- Student Life
- 527 views
DOWNEY – Thinking ahead was a skill the members of the Downey High School yearbook staff were no strangers to as they developed the theme for their 2009-2010 yearbook at a camp held at Cal State Long Beach.
From Aug. 8-12, a group of 29 students attended classes, ate meals three times a day, and lived in actual college dorms, all in the hopes that by the end of their stay at camp, their concept for the yearbook was well developed and understandable to all.
For five days, the Yearbooks at the Beach camp played host to Downey High and other schools from across Southern California. Students in attendance were kept to a strict schedule each day. The schedules, however, were far from typical.
“We wake up, rush to get ready, and try to grab breakfast,” said Copy Editor Andrea Ortiz. “We just change and go.”
Depending on a staff member’s area of expertise, they were placed into different classes where advisers taught the students all they needed to know about writing, photography, design, and for some, a yearbook experts class. Not for the faint of heart, yearbook experts was reserved for only the brightest, most experienced staff members.
“The assignments are very demanding,” said Downey yearbook Co-Editor In Chief Victor Kowalski.
Being at camp wasn’t all work and no play, however. Each day, activities were set aside from classes and lectures to ensure the staff members had the chance to bond. From a hypnotist show to a gathering at the beach, every staff member became fast friends by the end of camp. Being friendly and familiar with each other only helped the students grow together as a staff, as they spent many late nights in the dorms working away at their concept.
“Working with the staff went smoothly and comfortably,” said Editor-In-Chief Tiare King. “They really speak up and have been making good progress with coming up with ideas for the concept.”
By the end of their five days at camp, the entire staff is asked to present their concept in front of a panel of judges. There, selected members of the staff present ideas for certain sections of the book, explain the theme, and show examples of design and coverage ideas.
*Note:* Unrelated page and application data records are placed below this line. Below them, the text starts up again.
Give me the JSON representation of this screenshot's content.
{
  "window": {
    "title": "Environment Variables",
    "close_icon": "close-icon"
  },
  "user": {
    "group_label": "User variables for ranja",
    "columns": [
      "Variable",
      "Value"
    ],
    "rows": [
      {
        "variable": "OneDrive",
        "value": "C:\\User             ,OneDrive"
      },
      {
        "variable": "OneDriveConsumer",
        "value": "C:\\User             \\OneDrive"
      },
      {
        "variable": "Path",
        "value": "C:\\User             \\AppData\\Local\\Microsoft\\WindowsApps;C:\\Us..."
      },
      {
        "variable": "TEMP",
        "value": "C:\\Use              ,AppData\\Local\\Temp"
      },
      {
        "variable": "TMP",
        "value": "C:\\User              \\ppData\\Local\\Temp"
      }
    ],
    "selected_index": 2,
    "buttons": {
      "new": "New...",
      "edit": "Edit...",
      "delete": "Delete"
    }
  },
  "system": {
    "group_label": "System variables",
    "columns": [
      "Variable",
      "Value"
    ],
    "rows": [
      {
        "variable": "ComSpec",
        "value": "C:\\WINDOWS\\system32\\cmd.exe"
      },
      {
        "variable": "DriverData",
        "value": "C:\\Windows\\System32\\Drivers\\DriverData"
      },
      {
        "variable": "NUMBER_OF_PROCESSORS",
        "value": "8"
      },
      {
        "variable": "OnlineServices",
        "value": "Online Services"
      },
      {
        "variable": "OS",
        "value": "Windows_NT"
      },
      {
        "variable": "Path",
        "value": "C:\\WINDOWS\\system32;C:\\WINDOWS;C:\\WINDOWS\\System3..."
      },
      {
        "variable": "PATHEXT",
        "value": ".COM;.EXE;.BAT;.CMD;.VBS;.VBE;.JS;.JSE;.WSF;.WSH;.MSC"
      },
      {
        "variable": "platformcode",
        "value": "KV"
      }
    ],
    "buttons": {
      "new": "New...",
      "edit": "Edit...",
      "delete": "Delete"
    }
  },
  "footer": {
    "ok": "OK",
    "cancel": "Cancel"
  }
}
After their presentation, the judges give critiques on their theme and offer suggestions and ideas on how to perfect it further throughout the year.
Though the yearbook may not reach the hands of students until the end of June, the members of the Downey yearbook staff work long and hard during the school year to ensure their book is something they can be proud and something their peers will enjoy immensely.
Published: September 4, 2009 – Volume 8 – Issue 20